──────── SUPPLIED ENTRIES ────────

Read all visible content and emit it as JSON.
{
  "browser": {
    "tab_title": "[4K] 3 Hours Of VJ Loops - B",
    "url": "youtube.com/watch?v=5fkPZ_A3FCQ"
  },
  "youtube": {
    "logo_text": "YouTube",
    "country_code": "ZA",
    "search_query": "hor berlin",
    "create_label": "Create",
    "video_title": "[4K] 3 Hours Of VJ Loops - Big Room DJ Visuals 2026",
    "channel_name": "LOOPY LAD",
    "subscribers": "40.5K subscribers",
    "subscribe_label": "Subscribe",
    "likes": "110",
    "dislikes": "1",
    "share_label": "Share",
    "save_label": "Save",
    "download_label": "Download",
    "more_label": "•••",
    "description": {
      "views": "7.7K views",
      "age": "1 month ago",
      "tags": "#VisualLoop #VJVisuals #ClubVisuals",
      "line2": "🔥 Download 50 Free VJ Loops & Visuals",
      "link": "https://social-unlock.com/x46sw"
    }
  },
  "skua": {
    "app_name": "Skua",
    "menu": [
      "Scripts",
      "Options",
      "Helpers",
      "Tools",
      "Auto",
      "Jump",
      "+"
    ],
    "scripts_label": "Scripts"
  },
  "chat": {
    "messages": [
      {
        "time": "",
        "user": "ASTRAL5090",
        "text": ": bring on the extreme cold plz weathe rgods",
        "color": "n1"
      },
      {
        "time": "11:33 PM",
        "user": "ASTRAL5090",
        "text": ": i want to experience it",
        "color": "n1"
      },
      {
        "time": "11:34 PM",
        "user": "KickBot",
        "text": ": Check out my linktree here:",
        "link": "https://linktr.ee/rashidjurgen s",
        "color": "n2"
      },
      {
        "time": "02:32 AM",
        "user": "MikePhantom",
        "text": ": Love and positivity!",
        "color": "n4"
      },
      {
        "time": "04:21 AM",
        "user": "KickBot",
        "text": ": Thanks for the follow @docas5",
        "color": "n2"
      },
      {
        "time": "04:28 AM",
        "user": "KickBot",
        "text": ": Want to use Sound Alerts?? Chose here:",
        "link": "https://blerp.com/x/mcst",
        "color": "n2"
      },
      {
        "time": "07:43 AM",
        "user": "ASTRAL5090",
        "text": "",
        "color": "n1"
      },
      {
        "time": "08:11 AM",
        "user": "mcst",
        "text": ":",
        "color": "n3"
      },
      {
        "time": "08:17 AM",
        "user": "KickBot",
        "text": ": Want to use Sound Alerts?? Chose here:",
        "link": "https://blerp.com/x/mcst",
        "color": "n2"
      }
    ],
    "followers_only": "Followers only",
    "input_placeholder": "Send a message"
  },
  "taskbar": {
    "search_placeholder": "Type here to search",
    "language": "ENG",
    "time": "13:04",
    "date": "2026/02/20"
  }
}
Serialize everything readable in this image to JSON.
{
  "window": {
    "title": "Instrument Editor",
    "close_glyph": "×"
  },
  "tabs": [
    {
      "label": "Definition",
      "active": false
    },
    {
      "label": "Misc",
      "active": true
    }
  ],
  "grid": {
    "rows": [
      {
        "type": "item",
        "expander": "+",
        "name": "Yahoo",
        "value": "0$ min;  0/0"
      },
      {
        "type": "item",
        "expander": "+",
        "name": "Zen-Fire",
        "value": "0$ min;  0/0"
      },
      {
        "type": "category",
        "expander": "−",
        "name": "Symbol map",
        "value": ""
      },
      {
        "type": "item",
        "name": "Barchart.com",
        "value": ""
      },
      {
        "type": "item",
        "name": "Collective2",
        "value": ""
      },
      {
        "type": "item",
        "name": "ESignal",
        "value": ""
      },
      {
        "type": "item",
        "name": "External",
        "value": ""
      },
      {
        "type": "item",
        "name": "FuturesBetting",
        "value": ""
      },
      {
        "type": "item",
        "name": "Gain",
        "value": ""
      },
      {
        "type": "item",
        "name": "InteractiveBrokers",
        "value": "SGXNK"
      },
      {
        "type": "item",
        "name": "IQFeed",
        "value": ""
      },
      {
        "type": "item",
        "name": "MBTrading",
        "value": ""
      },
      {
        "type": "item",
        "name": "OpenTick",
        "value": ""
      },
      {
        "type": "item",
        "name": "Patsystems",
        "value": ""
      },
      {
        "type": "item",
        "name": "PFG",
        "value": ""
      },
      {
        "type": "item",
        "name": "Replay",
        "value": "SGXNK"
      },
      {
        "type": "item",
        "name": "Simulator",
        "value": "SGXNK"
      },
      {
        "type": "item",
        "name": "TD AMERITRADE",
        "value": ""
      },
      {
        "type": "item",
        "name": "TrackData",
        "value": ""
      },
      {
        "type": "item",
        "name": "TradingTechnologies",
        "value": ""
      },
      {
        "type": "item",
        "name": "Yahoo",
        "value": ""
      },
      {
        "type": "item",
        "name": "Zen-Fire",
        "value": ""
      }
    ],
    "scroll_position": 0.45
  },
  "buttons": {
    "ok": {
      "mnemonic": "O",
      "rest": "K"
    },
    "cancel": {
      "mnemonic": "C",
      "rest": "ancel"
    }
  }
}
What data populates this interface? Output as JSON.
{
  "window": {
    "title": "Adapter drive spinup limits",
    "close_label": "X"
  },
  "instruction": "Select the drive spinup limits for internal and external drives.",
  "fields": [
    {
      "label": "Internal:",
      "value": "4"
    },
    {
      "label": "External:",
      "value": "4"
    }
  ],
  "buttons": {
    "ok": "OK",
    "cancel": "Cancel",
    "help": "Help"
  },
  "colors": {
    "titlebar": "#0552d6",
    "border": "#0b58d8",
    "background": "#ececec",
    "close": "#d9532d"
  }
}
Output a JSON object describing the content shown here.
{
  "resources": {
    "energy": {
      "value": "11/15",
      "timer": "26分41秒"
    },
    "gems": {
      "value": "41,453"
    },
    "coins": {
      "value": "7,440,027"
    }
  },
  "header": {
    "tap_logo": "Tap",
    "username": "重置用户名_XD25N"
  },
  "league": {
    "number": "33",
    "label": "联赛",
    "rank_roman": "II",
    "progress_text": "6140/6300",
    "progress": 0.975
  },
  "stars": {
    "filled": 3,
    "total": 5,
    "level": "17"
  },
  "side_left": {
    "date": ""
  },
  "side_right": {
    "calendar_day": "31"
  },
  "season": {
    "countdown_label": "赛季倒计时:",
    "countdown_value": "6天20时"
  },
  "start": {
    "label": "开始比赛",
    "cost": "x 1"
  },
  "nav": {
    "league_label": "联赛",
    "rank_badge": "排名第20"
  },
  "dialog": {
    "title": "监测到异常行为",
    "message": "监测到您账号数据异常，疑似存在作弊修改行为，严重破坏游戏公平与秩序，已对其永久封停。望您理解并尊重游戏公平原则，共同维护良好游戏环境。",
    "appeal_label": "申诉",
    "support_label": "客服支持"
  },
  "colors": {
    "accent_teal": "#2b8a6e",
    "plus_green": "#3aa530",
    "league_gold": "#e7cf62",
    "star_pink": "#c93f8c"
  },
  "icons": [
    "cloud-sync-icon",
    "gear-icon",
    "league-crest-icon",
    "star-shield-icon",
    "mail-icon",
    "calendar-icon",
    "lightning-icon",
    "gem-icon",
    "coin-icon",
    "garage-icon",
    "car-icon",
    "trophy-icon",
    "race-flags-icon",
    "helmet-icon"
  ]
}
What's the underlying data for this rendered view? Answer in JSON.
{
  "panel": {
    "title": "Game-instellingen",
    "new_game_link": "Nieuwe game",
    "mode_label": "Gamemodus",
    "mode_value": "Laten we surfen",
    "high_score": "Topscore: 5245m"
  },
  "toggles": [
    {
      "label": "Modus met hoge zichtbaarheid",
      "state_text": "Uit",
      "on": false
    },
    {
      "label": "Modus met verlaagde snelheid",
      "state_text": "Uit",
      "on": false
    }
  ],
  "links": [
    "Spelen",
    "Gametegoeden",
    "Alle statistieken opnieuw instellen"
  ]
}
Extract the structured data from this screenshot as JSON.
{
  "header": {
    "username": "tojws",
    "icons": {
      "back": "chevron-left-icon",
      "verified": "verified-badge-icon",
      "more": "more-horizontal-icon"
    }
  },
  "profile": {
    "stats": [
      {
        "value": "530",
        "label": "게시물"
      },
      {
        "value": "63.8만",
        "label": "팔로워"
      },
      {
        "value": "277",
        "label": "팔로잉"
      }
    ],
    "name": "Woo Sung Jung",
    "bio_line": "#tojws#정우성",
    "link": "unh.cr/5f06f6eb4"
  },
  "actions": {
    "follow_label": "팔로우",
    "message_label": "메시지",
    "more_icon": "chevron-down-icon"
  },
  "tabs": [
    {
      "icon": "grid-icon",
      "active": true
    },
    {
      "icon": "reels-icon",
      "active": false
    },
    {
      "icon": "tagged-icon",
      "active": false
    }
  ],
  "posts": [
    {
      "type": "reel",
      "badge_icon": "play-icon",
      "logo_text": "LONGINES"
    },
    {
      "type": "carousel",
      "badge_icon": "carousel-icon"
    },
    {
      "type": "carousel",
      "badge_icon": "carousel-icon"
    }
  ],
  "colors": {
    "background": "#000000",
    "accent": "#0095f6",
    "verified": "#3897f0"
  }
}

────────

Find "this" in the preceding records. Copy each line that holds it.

Serialize everything readable in this image to JSON.
What data populates this interface? Output as JSON.
What's the underlying data for this rendered view? Answer in JSON.
Extract the structured data from this screenshot as JSON.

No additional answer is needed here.